Specific Players, Browsers and Platforms

I test under Windows using Internet Explorer and Firefox. The system uses web standards, so it should work under any operating system, in any web browser that supports

  • XHTML 1.0
  • Cascading Style Sheets (CSS)
  • JavaScript or EcmaScript

Under Internet Explorer, Media Player 6.4 or greater will support audio and syncrhonizing the slides to the audio. These components are both in almost any version of Windows by default. Note that with IE and Media Player, when the audio reaches the end, it will restart from the beginning, creating an infinite loop. Most other players just stop at the end.

I have also had some problems with my own laptop computer running Firefox on Microsoft Vista. The browser does not seem to allow any scripting of any media player. I cannot figure out the root cause, and the problem exists for other scripting demonstrations from VLC and QuickTime players.

To play the Speex version in Internet Explorer, you need additional software. Most Ogg Vorbis players include Speex support as well, and many excellent ones can be found at http://www.vorbis.com/. I do my Ogg testing using the Illiminable DirectShow Filters which when downloaded turn Windows Media Player into an Ogg Vorbis and Speex player. Highly recommended and a small download.

Under Firefox, there are more player choices. I have tested the MP3 and WAV files using QuickTime and the Speex files using VLC Media Player. VLC is a great cross-platform media player, and should work with Firefox under Linux for all file types. It may work as a player under other operating systems as well. Note that VLC will not synchronize the audio when you change slides.

I have seen a problem using the “seek” function in VLC. Until the problem is fixed, I disabled that feature for VLC. The slides will still advance automatically as the audio plays with VLC. QuickTime sometimes has the same problem with some audio files. I suspect that these functions only work when the player can read the total length of the audio file directly from the header of the audio file. In Ogg formats, the players often report the total length of the audio as unknown, and they have trouble seeking. I may be able to to enhance the code to try to seek by percent rather than by time. That change might allow more players to seek more of the time.

If you have another web browser and media player combination, try them out. If they support the same interfaces as any of the players and browsers above, they should work fine.

Other web sites have used Speechy to deliver on-line speeches. I welcome anyone to visit SourceForge, download Speechy, and try it out. It is free to use for any type of web site, commercial or non-commercial. Please do support this site if you find it useful.

Future Ideas

I had the following enhancement ideas, before stopping work on the project.

Add support for jlGUI Applet which would allow audio playback for any browser with JavaSound support. It supports all the audio file formats above without requiring you to download and install separate software.

Extend Speechy and HTML Slidy to allow a leader to drive the slide show for multiple people watching over the web. There are many schemes to allow simple messaging between people who are on-line, such as the ones used by web-based chat clients.
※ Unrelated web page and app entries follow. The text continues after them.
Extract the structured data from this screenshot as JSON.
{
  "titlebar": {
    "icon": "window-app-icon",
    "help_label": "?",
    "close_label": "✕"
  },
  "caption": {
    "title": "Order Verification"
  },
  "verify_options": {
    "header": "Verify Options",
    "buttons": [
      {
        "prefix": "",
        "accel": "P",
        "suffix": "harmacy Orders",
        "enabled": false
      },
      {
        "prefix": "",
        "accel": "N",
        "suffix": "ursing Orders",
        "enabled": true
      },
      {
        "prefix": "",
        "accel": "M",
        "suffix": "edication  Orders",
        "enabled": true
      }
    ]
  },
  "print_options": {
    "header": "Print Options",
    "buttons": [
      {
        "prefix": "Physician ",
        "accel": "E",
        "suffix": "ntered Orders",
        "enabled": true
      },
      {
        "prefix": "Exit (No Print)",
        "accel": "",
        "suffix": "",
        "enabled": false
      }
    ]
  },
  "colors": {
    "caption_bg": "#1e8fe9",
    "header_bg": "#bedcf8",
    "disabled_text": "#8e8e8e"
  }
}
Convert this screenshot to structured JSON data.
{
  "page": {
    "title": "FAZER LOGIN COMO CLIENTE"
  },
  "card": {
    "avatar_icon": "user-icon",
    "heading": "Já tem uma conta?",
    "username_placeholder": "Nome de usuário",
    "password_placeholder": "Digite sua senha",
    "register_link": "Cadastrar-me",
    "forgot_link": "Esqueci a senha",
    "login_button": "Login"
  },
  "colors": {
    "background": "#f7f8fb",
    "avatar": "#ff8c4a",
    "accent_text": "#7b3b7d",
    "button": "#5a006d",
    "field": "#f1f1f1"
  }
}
If one person could become the “presenter” and others become the “audience”, then the slides could switch for all audience members every time the presenter changes a slide. It could be a very cheap and very powerful way to replace web conferencing services for simple presentations.

All future enhancements to HTML Slidy can be incorporated into Slidy as they become available. Speechy does not require any changes to Slidy. It just overrides a few behaviors and adds some new script. The wish list for HTML Slidy also includes many things I would like to see in Speechy.